This is probably the most commonly known element of an estate plan, and most people simply refer to it as a will. It outlines, in specific, what you own. It also provides a legal way to name who should receive particular assets upon your death. In essence, your last will and testament function like a roadmap for your loved ones, guiding others on how to handle your assets as they begin the difficult task of navigating the future without you.
If you feel comfortable with it, it may serve you to discuss the details of your will with trusted family members and even close friends. Naturally, your eventual death will be an emotionally distressing event for those who care for you. When you make your wishes clear during your life, you can avoid surprising anyone and circumvent potential conflicts and negative feelings that could be magnified by grief once you’ve passed.

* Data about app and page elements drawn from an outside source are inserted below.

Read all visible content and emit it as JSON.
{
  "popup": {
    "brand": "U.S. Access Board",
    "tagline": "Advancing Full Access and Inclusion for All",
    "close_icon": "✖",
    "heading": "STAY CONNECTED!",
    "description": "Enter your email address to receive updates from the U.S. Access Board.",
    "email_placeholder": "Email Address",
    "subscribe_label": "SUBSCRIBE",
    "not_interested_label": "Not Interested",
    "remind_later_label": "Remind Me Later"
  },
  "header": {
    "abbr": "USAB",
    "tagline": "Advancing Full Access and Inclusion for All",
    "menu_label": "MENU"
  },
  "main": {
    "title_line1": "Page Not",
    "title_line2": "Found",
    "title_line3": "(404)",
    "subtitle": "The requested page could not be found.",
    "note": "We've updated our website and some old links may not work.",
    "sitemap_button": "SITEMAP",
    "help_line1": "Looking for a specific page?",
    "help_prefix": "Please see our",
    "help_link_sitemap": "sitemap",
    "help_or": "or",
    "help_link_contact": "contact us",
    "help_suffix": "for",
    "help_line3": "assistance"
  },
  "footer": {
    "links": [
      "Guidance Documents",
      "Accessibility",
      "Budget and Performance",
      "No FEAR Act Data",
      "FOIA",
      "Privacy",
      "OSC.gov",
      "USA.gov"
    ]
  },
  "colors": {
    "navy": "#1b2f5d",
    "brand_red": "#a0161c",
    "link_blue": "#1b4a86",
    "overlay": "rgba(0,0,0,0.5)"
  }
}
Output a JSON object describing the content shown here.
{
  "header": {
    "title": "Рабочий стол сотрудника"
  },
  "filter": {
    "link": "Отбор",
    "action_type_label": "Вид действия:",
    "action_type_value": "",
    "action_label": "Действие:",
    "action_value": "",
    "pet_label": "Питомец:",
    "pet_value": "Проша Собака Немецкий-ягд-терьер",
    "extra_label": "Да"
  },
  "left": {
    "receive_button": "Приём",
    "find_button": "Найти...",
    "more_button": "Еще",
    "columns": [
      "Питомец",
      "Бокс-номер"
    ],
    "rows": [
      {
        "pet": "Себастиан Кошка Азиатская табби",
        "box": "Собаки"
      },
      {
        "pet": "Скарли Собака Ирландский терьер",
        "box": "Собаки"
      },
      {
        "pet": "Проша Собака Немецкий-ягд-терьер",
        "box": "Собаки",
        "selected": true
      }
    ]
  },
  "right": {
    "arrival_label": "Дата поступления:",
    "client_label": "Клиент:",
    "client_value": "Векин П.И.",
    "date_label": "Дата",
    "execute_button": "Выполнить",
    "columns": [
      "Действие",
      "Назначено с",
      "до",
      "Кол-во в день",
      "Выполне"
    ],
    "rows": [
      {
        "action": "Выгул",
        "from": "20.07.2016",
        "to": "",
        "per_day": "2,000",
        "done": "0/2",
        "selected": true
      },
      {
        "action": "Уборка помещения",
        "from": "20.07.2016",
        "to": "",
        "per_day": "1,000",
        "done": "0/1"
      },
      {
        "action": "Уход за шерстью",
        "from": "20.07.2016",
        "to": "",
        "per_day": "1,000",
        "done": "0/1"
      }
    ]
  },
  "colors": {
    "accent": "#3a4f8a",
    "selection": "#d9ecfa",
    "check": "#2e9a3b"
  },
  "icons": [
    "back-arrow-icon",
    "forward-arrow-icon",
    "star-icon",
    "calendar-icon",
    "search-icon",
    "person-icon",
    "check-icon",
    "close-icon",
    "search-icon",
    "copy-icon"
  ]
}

This process doesn’t sound particularly cheerful, of course. And this is a big reason why only 40 percent of American adults say they have taken this critical step in estate planning. So, what happens if you die without a will in place? Well, this is known as dying intestate and it means the probate court must step in to distribute your assets – a process which can be both lengthy and costly for your heirs. This is yet another reason to have a valid, authenticated will in place.
Keep in mind that your will isn’t a “set it and forget it” document. It can and should be revised over the course of your life. For example, if you become a parent, it will become essential to update your will to reflect your wishes regarding the legal guardianship of your child, should you become incapacitated.

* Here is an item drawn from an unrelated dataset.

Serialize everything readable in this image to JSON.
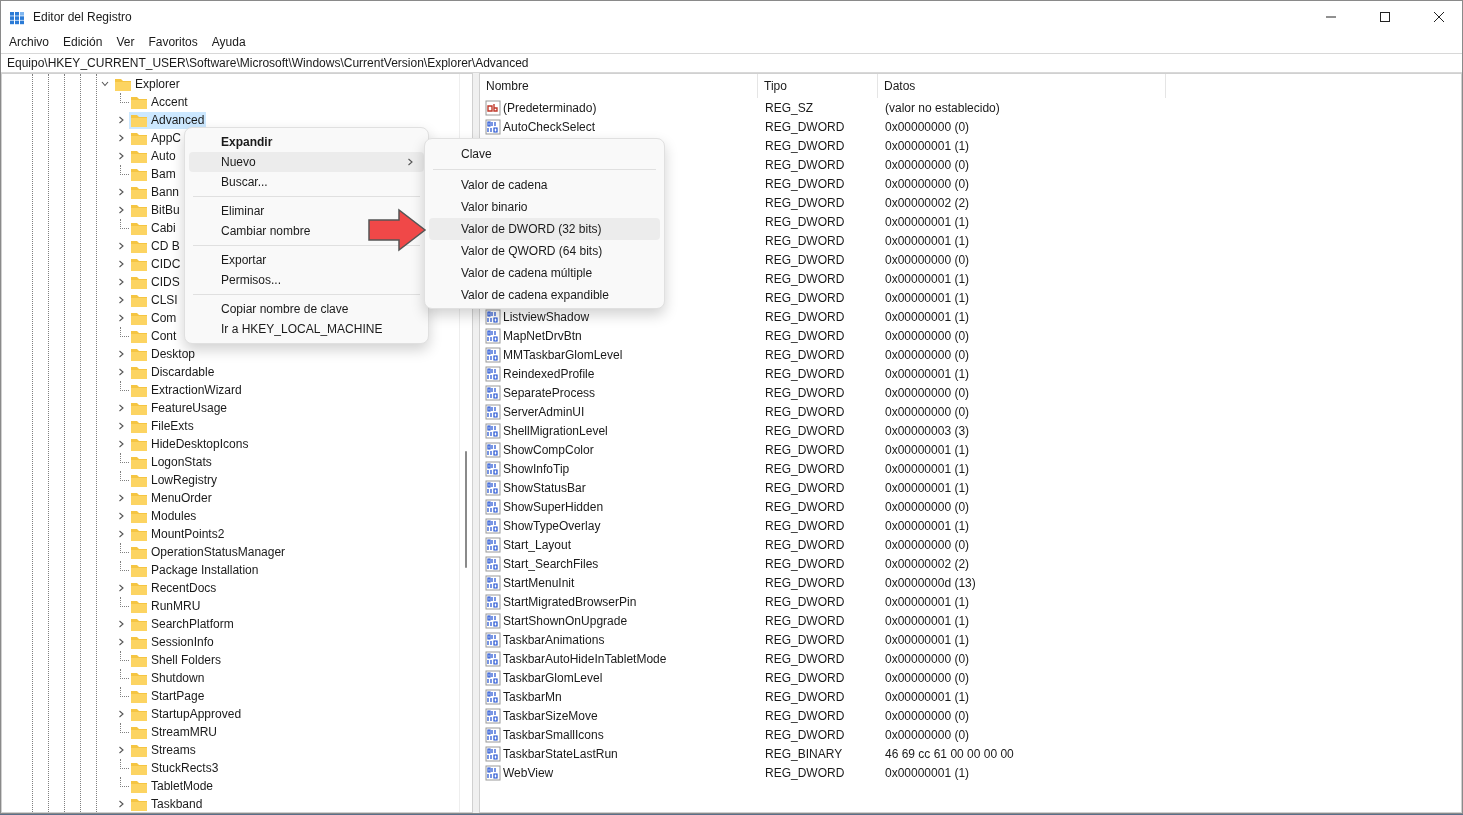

Element #4: Establishing a Trust
Very much like a will, a trust allows you to specify your wishes for your estate after death. In specific, a trust establishes a fiduciary relationship among three parties:
- The trustor
- The trustee
- The beneficiary
Here’s how the relationship works:
The trustor (that is, you, the owner of the assets) gives a neutral party known as the trustee the power to manage those assets and property on behalf of your beneficiaries. The trust provides specific instructions regarding inheritance and adds a level of protection for you, governing how and when your assets should be distributed. It also specifies how the assets can be used by your beneficiaries after your passing.
An important difference between a will and a trust is that, unlike a will, a trust is not required to go through probate. Typically, it cannot be contested, and it does not become part of the public record. Note, though, that a trust does not provide for the guardianship of minor children.
Another difference is that, while everyone should have a last will and testament, a trust is not necessary for all individuals. If you have a sizable estate (or concerns about the proper management of your assets after your death) a trust can be a beneficial tool for you.
Additional Considerations for Your Estate Plan
As you tackle the four essential steps above, it will be helpful to keep these considerations in mind, as well:
- Make sure all your bank accounts have direct beneficiaries.
- If you own a home, complete a Transfer on Death (TOD) deed, which can save your heirs thousands of dollars and your home won’t have to go through probate.
- Adding a funeral planning declaration to your estate plan allows you to specify exact wishes for the disposition of your body and preferred funeral or memorial services.
- Make sure your heirs are aware of any life insurance policies, and where they are located.
- Ensure you have titles for all vehicles you own, including things like campers.
Final Thoughts on the Essentials of Estate Planning
Estate planning is important because it allows you to outline your wishes through clear, legal documentation. None of us knows what the future may hold, but taking the time to establish your estate plan provides peace of mind that your wishes will be met and your loved ones will be financially secure after your death.
At Arbor Capital, we recognize that it’s taken hard work and sacrifice to get to where you are today. We believe your financial planning should be met with rigor and openness, and that includes developing a thoughtful and intentional estate plan. If you are ready to discuss your plans for the future, please reach out to us today.